_What is needed_
All of the listing, from first line to last, should be output exactly; the pictures stay out.

### Source data

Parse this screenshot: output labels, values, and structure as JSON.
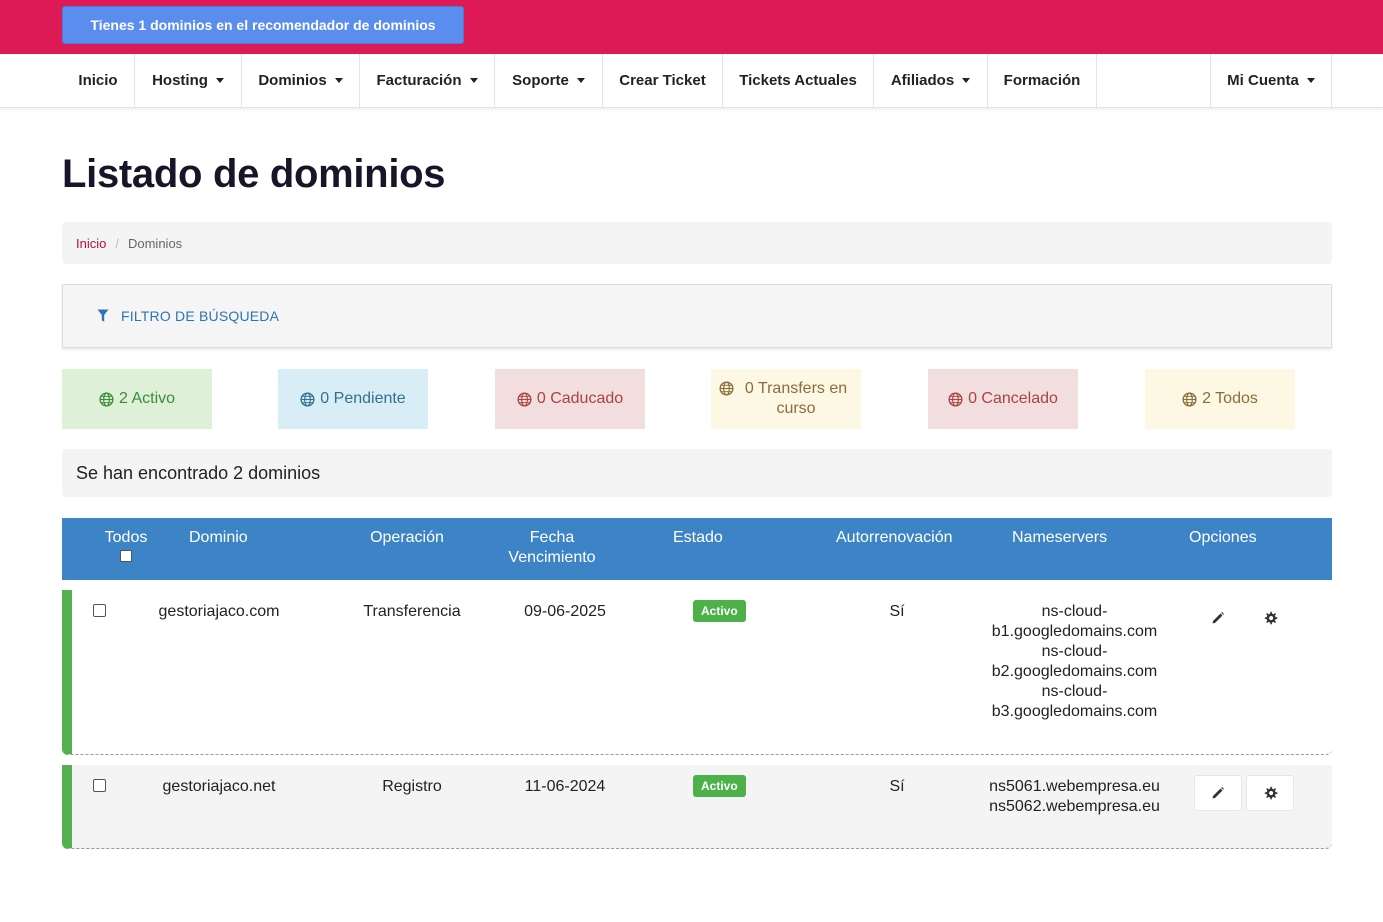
{
  "topbar": {
    "recommender_label": "Tienes 1 dominios en el recomendador de dominios"
  },
  "nav": {
    "items": [
      {
        "label": "Inicio"
      },
      {
        "label": "Hosting"
      },
      {
        "label": "Dominios"
      },
      {
        "label": "Facturación"
      },
      {
        "label": "Soporte"
      },
      {
        "label": "Crear Ticket"
      },
      {
        "label": "Tickets Actuales"
      },
      {
        "label": "Afiliados"
      },
      {
        "label": "Formación"
      }
    ],
    "account": "Mi Cuenta"
  },
  "page": {
    "title": "Listado de dominios"
  },
  "breadcrumb": {
    "home": "Inicio",
    "current": "Dominios"
  },
  "filter": {
    "label": "FILTRO DE BÚSQUEDA"
  },
  "status_filters": [
    {
      "label": "2 Activo",
      "color": "#3e8a3a",
      "bg": "#dff0d8"
    },
    {
      "label": "0 Pendiente",
      "color": "#31708f",
      "bg": "#d9edf7"
    },
    {
      "label": "0 Caducado",
      "color": "#a94442",
      "bg": "#f2dede"
    },
    {
      "label": "0 Transfers en curso",
      "color": "#8a6d3b",
      "bg": "#fcf8e3"
    },
    {
      "label": "0 Cancelado",
      "color": "#a94442",
      "bg": "#f2dede"
    },
    {
      "label": "2 Todos",
      "color": "#8a6d3b",
      "bg": "#fcf8e3"
    }
  ],
  "results": {
    "summary": "Se han encontrado 2 dominios"
  },
  "table": {
    "headers": {
      "select_all": "Todos",
      "domain": "Dominio",
      "operation": "Operación",
      "expiry_line1": "Fecha",
      "expiry_line2": "Vencimiento",
      "status": "Estado",
      "autorenew": "Autorrenovación",
      "nameservers": "Nameservers",
      "options": "Opciones"
    },
    "rows": [
      {
        "domain": "gestoriajaco.com",
        "operation": "Transferencia",
        "expiry": "09-06-2025",
        "status": "Activo",
        "autorenew": "Sí",
        "ns": [
          "ns-cloud-",
          "b1.googledomains.com",
          "ns-cloud-",
          "b2.googledomains.com",
          "ns-cloud-",
          "b3.googledomains.com"
        ]
      },
      {
        "domain": "gestoriajaco.net",
        "operation": "Registro",
        "expiry": "11-06-2024",
        "status": "Activo",
        "autorenew": "Sí",
        "ns": [
          "ns5061.webempresa.eu",
          "ns5062.webempresa.eu"
        ]
      }
    ]
  },
  "colors": {
    "topbar": "#dd1a56",
    "recommender_button": "#5b8def",
    "table_header": "#3d84c6",
    "active_badge": "#4db14a",
    "row_accent": "#55b04f"
  }
}
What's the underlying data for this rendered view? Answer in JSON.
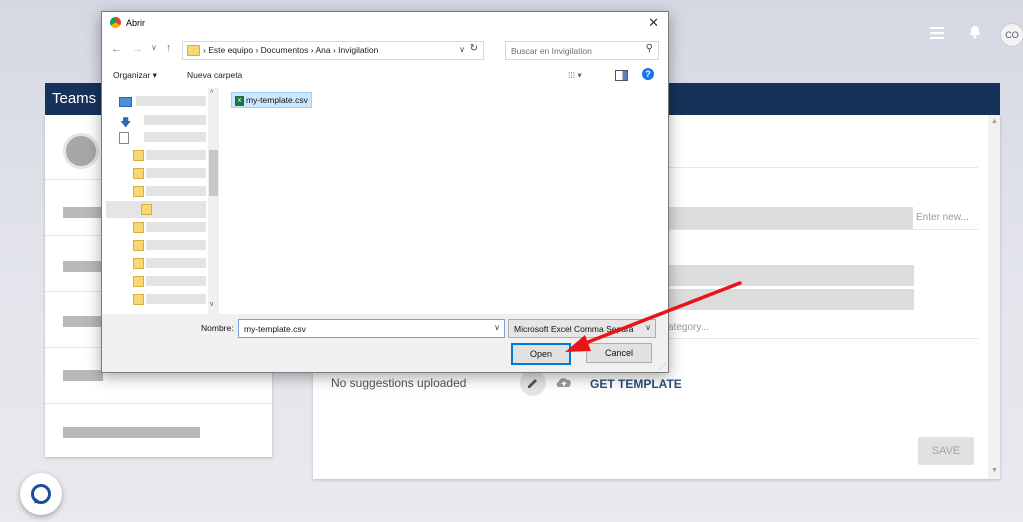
{
  "app": {
    "teams_title": "Teams",
    "avatar_initials": "CO",
    "field_placeholder": "Enter new...",
    "category_hint": "ategory...",
    "suggestions_status": "No suggestions uploaded",
    "get_template_label": "GET TEMPLATE",
    "save_label": "SAVE"
  },
  "dialog": {
    "title": "Abrir",
    "breadcrumb": [
      "Este equipo",
      "Documentos",
      "Ana",
      "Invigilation"
    ],
    "search_placeholder": "Buscar en Invigilation",
    "toolbar": {
      "organize_label": "Organizar ▾",
      "new_folder_label": "Nueva carpeta"
    },
    "files": [
      {
        "name": "my-template.csv",
        "selected": true
      }
    ],
    "filename_label": "Nombre:",
    "filename_value": "my-template.csv",
    "filetype_value": "Microsoft Excel Comma Separa",
    "open_label": "Open",
    "cancel_label": "Cancel"
  },
  "colors": {
    "header_navy": "#17325a",
    "accent_blue": "#2d4e7c",
    "annotation_red": "#e8141a",
    "selection_bg": "#cce8ff"
  }
}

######

_Output_
Parse this screenshot: output labels, values, and structure as JSON.
{
  "topbar": {
    "recommender_label": "Tienes 1 dominios en el recomendador de dominios"
  },
  "nav": {
    "items": [
      {
        "label": "Inicio"
      },
      {
        "label": "Hosting"
      },
      {
        "label": "Dominios"
      },
      {
        "label": "Facturación"
      },
      {
        "label": "Soporte"
      },
      {
        "label": "Crear Ticket"
      },
      {
        "label": "Tickets Actuales"
      },
      {
        "label": "Afiliados"
      },
      {
        "label": "Formación"
      }
    ],
    "account": "Mi Cuenta"
  },
  "page": {
    "title": "Listado de dominios"
  },
  "breadcrumb": {
    "home": "Inicio",
    "current": "Dominios"
  },
  "filter": {
    "label": "FILTRO DE BÚSQUEDA"
  },
  "status_filters": [
    {
      "label": "2 Activo",
      "color": "#3e8a3a",
      "bg": "#dff0d8"
    },
    {
      "label": "0 Pendiente",
      "color": "#31708f",
      "bg": "#d9edf7"
    },
    {
      "label": "0 Caducado",
      "color": "#a94442",
      "bg": "#f2dede"
    },
    {
      "label": "0 Transfers en curso",
      "color": "#8a6d3b",
      "bg": "#fcf8e3"
    },
    {
      "label": "0 Cancelado",
      "color": "#a94442",
      "bg": "#f2dede"
    },
    {
      "label": "2 Todos",
      "color": "#8a6d3b",
      "bg": "#fcf8e3"
    }
  ],
  "results": {
    "summary": "Se han encontrado 2 dominios"
  },
  "table": {
    "headers": {
      "select_all": "Todos",
      "domain": "Dominio",
      "operation": "Operación",
      "expiry_line1": "Fecha",
      "expiry_line2": "Vencimiento",
      "status": "Estado",
      "autorenew": "Autorrenovación",
      "nameservers": "Nameservers",
      "options": "Opciones"
    },
    "rows": [
      {
        "domain": "gestoriajaco.com",
        "operation": "Transferencia",
        "expiry": "09-06-2025",
        "status": "Activo",
        "autorenew": "Sí",
        "ns": [
          "ns-cloud-",
          "b1.googledomains.com",
          "ns-cloud-",
          "b2.googledomains.com",
          "ns-cloud-",
          "b3.googledomains.com"
        ]
      },
      {
        "domain": "gestoriajaco.net",
        "operation": "Registro",
        "expiry": "11-06-2024",
        "status": "Activo",
        "autorenew": "Sí",
        "ns": [
          "ns5061.webempresa.eu",
          "ns5062.webempresa.eu"
        ]
      }
    ]
  },
  "colors": {
    "topbar": "#dd1a56",
    "recommender_button": "#5b8def",
    "table_header": "#3d84c6",
    "active_badge": "#4db14a",
    "row_accent": "#55b04f"
  }
}
What's the underlying data for this rendered view? Answer in JSON.
{
  "app": {
    "teams_title": "Teams",
    "avatar_initials": "CO",
    "field_placeholder": "Enter new...",
    "category_hint": "ategory...",
    "suggestions_status": "No suggestions uploaded",
    "get_template_label": "GET TEMPLATE",
    "save_label": "SAVE"
  },
  "dialog": {
    "title": "Abrir",
    "breadcrumb": [
      "Este equipo",
      "Documentos",
      "Ana",
      "Invigilation"
    ],
    "search_placeholder": "Buscar en Invigilation",
    "toolbar": {
      "organize_label": "Organizar ▾",
      "new_folder_label": "Nueva carpeta"
    },
    "files": [
      {
        "name": "my-template.csv",
        "selected": true
      }
    ],
    "filename_label": "Nombre:",
    "filename_value": "my-template.csv",
    "filetype_value": "Microsoft Excel Comma Separa",
    "open_label": "Open",
    "cancel_label": "Cancel"
  },
  "colors": {
    "header_navy": "#17325a",
    "accent_blue": "#2d4e7c",
    "annotation_red": "#e8141a",
    "selection_bg": "#cce8ff"
  }
}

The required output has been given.